### [Given entries]

+--

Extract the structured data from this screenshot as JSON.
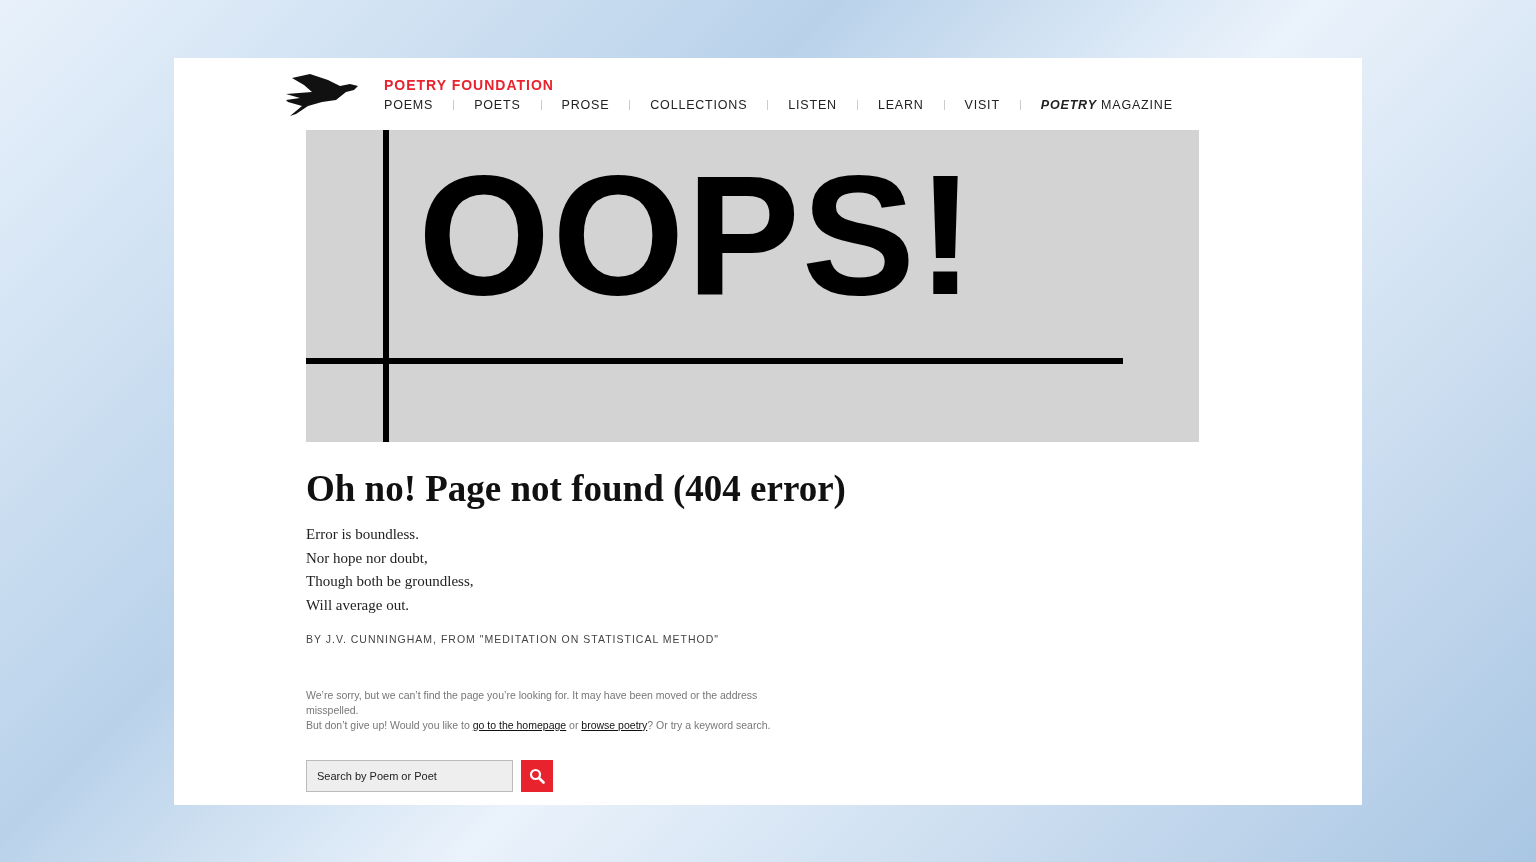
{
  "site": {
    "name": "POETRY FOUNDATION"
  },
  "nav": [
    {
      "label": "POEMS"
    },
    {
      "label": "POETS"
    },
    {
      "label": "PROSE"
    },
    {
      "label": "COLLECTIONS"
    },
    {
      "label": "LISTEN"
    },
    {
      "label": "LEARN"
    },
    {
      "label": "VISIT"
    },
    {
      "label": "**POETRY** MAGAZINE"
    }
  ],
  "banner": {
    "text": "OOPS!"
  },
  "heading": "Oh no! Page not found (404 error)",
  "poem": [
    "Error is boundless.",
    "Nor hope nor doubt,",
    "Though both be groundless,",
    "Will average out."
  ],
  "byline": "BY J.V. CUNNINGHAM, FROM \"MEDITATION ON STATISTICAL METHOD\"",
  "help": [
    {
      "kind": "text",
      "text": "We’re sorry, but we can’t find the page you’re looking for. It may have been moved or the address misspelled."
    },
    {
      "kind": "break"
    },
    {
      "kind": "text",
      "text": "But don’t give up! Would you like to "
    },
    {
      "kind": "link",
      "text": "go to the homepage"
    },
    {
      "kind": "text",
      "text": " or "
    },
    {
      "kind": "link",
      "text": "browse poetry"
    },
    {
      "kind": "text",
      "text": "? Or try a keyword search."
    }
  ],
  "search": {
    "placeholder": "Search by Poem or Poet"
  }
}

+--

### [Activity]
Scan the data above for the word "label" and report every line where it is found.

### [Solution to this task]
      "label": "POEMS"
      "label": "POETS"
      "label": "PROSE"
      "label": "COLLECTIONS"
      "label": "LISTEN"
      "label": "LEARN"
      "label": "VISIT"
      "label": "**POETRY** MAGAZINE"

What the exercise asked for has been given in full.